Christian Reformed World Relief Committee (CRWRC) is now called World Renew. Synod 2012 approved a name change for the Christian Reformed Church’s relief and development agency, but not without debate, and the vote was not unanimous.
The name change is needed to better reflect the work of the agency, according to its report. The tagline “Living justice, Loving mercy, Serving Christ” will be included with the name, unless the board of CRWRC votes to change it.
Rev. Michael Vander Laan, Classis Toronto: “Don’t take Christian Reformed out of the name.”
Photo: Karen Huttenga
“Continuing to include Christian Reformed in the name of the organization creates and implies a limitation in terms of participation and scope of work,” stated CRWRC’s report to synod. “Relief only touches the surface of what CRWRC is about. Also . . . in some cultures the idea of receiving relief is insulting . . . [and] use of the term committee is no longer accurate and presents confusion especially to our funding partners.”
“I [was] quite skeptical about the name change and I [am now] incredibly convinced,” said Rev. Tom Van Engen, Classis Heartland. “We’re told to be known by our works, and that was the emphasis of what I heard.”
Many who learned more about the reasons for the name change became convinced once they learned more, said Rev. Ken Benjamins, reporter for the committee that studied the issue.
Some delegates argued that it was a loss not to include the word “Christian" in the name. One delegate moved to change the name to “Christian Reformed World Renew,” but the motion was defeated.
“The reason we have the CRWRC right now is not so the organization can do the relief and development, it’s so that my congregation can do the relief and development. Don’t take Christian Reformed out of the name,” said Rev. Michael Vander Laan, Classis Toronto.
Some delegates raised the issue that there is a publication called “World Renew” that seeks to bring young people back to the Roman Catholic church. Delegates from areas dominated by Roman Catholic people worried about the confusion could cause.
But agency staff said the name was needed to build partnerships with other agencies and denominations, and even to gain access to some areas of the world. “The name World Renew does allow us entry into places that we would otherwise not be allowed.” said Ida Kaastra-Mutoigo, Canadian director for the agency. “We don’t lose our Christian faith by what we’re called.”
About the Author

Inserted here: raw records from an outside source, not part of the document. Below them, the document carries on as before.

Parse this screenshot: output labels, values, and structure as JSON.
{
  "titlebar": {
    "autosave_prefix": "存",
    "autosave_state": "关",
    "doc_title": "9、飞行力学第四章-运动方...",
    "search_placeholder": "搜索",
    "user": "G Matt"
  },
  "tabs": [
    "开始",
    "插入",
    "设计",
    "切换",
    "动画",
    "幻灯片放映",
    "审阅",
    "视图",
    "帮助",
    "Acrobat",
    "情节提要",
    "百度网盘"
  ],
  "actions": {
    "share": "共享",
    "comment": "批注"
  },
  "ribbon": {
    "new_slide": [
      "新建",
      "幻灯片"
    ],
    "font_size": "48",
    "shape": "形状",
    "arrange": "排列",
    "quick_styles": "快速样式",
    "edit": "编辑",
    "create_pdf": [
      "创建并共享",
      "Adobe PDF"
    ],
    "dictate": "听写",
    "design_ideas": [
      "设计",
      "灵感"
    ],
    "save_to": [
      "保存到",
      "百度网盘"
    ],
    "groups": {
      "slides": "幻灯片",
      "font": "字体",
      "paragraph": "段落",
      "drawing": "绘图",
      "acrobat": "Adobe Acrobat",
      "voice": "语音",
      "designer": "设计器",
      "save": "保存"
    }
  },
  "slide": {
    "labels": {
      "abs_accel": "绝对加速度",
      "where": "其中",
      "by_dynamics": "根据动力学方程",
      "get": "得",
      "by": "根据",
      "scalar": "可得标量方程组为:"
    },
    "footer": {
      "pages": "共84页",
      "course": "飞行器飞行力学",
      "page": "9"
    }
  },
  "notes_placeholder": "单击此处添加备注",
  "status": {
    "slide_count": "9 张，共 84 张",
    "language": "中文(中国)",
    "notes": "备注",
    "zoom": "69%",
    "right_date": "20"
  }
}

Roxanne VanFarowe is a freelance writer who claims both Canadian and American citizenship and grew up in the Christian Reformed Church. She is a member of Blacknall Presbyterian Church in Durham, North Carolina.